Spencer’s Brother: Hunter Nisonoff

Hunter Nisonoff with brother Spencer and TylerWinner:  7th to 9th Grade 12 years Old Emerson Jr./Sr. High School My name is Hunter Nisonoff and my younger brother Spencer is diagnosed with autism. Tyler, my twin and I enjoy our time playing with Spencer and taking him places.  When we are with him we don’t think about his autism.  We just think he is our little brother.  Most of our friends don’t even remember that Spencer has autism because he acts like many kids his age.  We are very fortunate that Spencer has made great progress. Spencer is seven and a half years old.  He is currently enrolled in the Valley Program and goes to a school in Harrington Park.  He is not yet mainstreamed, but we hope he will be soon.  Spencer enjoys almost any sport he can play, video games, and playing with us. He is a great kid and an awesome brother.  His favorite T.V. show is “Deal or No Deal” on NBC.   Our whole family is very involved with autism.  Tyler and I have made friends with siblings with autism.  We also contribute and walk for Autism at Giant Stadium.  We do not think of autism as a bad thing in our family.  We think of it as something that has made all of us better people. Having a brother with autism is special because we have gained many values that not a lot of people understand.  I get to meet a lot of special kids with autism and amazing teachers who help kids who have autism.  My brother and I learned many ways to help when kids who have autism are having a hard time.  My parents know a lot about autism and try to teach me as much as they can.  I am glad that I have been given opportunities that other people never get to experience.
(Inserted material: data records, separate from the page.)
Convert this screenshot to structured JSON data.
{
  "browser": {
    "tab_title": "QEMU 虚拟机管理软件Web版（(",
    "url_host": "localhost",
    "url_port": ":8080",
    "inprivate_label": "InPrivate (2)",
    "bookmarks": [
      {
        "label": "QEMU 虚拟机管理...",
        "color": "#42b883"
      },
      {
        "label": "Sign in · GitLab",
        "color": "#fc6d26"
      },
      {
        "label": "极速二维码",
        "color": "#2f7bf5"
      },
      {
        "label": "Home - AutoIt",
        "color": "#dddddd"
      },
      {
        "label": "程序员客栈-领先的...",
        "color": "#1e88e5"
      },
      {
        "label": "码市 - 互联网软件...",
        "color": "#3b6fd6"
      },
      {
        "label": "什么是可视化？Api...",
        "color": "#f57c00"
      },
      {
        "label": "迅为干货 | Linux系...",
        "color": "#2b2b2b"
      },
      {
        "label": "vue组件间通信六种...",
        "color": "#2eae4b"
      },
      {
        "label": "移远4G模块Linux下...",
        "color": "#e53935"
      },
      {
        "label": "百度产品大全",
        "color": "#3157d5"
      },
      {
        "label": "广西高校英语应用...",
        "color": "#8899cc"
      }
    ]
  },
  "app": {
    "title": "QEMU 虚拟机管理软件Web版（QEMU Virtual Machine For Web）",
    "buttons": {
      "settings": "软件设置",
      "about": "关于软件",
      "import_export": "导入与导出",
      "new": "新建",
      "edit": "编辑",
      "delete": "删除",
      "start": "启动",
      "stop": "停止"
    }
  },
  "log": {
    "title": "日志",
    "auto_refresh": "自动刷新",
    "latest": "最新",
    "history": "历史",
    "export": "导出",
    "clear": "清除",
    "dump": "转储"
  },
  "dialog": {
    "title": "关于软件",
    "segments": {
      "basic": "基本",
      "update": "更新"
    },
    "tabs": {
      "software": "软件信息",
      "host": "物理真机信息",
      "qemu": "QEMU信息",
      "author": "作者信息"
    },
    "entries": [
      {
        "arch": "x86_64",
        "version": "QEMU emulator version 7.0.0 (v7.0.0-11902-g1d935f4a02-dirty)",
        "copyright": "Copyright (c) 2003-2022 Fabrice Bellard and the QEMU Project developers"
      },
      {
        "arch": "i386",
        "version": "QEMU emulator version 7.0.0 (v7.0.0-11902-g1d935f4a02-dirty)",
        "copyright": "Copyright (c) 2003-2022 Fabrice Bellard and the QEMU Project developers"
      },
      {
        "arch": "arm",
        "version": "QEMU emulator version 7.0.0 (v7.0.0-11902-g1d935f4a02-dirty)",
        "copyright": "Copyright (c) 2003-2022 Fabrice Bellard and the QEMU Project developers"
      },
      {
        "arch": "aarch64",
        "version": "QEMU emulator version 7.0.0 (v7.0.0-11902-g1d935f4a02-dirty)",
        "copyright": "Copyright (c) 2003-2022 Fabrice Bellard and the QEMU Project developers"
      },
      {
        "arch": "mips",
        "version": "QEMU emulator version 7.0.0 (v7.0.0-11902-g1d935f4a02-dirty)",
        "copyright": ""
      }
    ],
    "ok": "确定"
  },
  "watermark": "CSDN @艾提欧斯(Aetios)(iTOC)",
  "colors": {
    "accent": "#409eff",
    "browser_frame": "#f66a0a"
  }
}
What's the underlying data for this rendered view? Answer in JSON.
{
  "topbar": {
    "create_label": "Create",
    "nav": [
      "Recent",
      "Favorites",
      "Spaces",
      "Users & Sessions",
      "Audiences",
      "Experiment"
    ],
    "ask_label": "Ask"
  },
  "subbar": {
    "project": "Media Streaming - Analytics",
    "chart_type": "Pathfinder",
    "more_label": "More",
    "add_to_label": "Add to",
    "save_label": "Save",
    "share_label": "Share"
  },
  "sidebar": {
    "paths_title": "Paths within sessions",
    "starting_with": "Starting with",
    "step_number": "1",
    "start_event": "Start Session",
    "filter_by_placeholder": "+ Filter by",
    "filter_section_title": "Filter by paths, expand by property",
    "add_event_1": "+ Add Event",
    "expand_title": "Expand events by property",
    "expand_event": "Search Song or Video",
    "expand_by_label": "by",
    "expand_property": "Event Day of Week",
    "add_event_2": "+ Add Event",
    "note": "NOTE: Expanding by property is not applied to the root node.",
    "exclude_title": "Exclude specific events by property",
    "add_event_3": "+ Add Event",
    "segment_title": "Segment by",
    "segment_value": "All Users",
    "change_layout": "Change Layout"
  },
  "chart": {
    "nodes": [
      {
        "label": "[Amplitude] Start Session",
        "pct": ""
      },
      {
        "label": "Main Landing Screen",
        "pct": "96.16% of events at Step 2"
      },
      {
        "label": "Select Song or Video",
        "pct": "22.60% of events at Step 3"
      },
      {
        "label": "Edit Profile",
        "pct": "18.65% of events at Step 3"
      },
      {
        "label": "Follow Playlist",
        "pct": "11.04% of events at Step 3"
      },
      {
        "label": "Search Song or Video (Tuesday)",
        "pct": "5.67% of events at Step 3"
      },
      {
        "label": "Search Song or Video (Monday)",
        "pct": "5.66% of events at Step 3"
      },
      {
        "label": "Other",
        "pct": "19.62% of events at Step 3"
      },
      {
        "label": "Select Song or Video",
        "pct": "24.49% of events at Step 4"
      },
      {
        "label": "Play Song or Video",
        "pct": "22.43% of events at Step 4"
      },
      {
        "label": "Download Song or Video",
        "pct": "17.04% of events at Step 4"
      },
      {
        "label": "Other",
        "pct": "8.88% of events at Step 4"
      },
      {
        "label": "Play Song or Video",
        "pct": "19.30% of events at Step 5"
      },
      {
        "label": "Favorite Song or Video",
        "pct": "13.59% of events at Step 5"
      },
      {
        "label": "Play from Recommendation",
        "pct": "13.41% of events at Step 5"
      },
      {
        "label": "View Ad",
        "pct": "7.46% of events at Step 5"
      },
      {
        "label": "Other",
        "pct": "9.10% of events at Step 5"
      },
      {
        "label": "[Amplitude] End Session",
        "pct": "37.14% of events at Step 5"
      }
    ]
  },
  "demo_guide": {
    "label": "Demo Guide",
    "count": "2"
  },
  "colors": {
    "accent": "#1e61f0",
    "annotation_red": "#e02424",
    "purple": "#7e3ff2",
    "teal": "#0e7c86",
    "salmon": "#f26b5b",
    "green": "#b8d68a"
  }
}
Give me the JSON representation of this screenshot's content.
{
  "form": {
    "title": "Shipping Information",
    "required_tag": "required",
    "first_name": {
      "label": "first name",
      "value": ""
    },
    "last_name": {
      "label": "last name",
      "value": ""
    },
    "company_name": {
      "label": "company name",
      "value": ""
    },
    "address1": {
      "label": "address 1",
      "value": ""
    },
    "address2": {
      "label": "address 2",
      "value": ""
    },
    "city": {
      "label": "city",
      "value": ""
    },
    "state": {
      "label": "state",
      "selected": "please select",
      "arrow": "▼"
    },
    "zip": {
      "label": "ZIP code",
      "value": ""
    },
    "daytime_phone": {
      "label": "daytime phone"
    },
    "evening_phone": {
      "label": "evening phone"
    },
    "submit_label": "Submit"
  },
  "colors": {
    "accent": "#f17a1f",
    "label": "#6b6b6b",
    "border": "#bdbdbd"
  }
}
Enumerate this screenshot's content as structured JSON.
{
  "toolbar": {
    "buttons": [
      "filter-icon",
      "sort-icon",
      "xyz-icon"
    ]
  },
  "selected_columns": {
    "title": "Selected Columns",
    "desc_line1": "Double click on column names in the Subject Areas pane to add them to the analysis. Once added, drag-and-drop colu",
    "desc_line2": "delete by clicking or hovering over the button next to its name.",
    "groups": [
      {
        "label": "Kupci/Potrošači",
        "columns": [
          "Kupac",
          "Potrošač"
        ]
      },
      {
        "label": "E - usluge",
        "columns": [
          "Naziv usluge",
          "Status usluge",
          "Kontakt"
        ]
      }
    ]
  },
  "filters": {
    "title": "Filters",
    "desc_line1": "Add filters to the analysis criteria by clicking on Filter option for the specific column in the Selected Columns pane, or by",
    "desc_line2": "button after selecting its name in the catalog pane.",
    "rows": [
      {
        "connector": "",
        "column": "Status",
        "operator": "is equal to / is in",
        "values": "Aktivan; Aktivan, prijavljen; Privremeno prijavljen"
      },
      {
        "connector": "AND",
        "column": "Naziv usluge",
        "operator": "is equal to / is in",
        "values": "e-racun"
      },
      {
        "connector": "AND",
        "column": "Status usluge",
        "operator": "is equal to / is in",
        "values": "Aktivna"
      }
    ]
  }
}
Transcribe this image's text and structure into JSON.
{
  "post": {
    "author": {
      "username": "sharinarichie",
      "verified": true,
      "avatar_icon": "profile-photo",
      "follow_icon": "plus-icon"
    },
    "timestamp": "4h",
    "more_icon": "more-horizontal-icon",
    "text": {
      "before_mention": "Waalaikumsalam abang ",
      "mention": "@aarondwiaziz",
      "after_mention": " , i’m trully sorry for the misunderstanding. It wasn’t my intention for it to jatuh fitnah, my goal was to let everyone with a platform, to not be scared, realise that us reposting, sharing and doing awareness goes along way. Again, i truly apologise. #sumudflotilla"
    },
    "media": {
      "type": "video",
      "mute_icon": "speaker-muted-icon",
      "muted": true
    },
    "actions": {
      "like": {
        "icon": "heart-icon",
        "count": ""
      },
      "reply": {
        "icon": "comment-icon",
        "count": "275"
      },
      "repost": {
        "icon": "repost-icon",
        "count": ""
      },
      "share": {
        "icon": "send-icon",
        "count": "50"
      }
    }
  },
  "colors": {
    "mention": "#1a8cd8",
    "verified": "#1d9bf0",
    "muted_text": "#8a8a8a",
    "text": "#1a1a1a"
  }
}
My relationship is different with Spencer than it is with my twin because Spencer needs my help.  Also he looks up to me, so sometimes I have to think a little before I go and do something.  Spencer has made me a better person because of our relationship and because there are so many great things about him that make me smile every time I see him.  I am also quick to help other kids with special needs because of Spencer.  All of our differences are very beneficial.  I don’t know who I would be without Spencer.  That is why these differences are special.          Aleta and PatrickWinner:  4th to 6th Grade 11 years old St. Matthew School, Edison, NJ In the first Harry Potter book, there is a magical object called the Mirror of Erised.  Instead of showing your reflection, it shows you what your heart desires.   Harry spends a lot of time looking in it to watch his parents.     If I could look into the Mirror of Erised, this is what I might see.   My seven-year-old brother Patrick doesn’t have autism.   Our family goes to Disney World.   He doesn’t embarrass me in front of my friends.  He doesn’t mess up my things.  We move the furniture the way we want to. We go to the same school.  No more Barney videos!  He plays basketball with me.  I’m the greatest basketball star, and – whoops!  That doesn’t have to do with autism.    Harry Potter learns that it’s no good to waste time wishing things would come true, instead of actually trying to achieve them.    When I think more about it,  some of those wishes are possible if my mom and dad and I all work hard enough to help him. If there were a cure for autism, I don’t think I would want him to be cured.  If Patrick didn’t have autism, he wouldn’t be as cute as he is.  He wouldn’t cuddle up to me or play our special little games.  He would be a typical, annoying, bratty little brother.   He wouldn’t let me teach him things.  Also, my mom probably would have gone back to work and I would probably have to go to After Care.  My dad would probably coach Patrick’s sports team instead of mine.   If Patrick never had autism, I probably wouldn’t know what it’s like if someone really has a mental disability.  Too many people abuse the word “retard” and it makes me sort of upset because they don’t know what it’s like.  They use it too lightly.  Luckily my friends don’t use that word or laugh at my brother when he does something silly.  They think he’s cute too.   Sometimes I feel like he sort of understands me and I understand him when he looks at me in a certain way without words.  It’s special for a moment, nobody says anything, but then he looks away and the spell is broken.   One time, he arranged his toys all over the floor.  Someone else might just see a mess, but I saw constellations, the Big and Little Dipper. Sometimes I’m the only one who understands what he is saying or singing.  Once, he kept saying “Lilly-bu” and my mom didn’t get it.  She asked “do you want a little boot?  … the Lily book?  Little Pooh bear?” .  He came to me and said “Lilly-bu?”  and  I just said, “Yes, Patrick, I love you too.”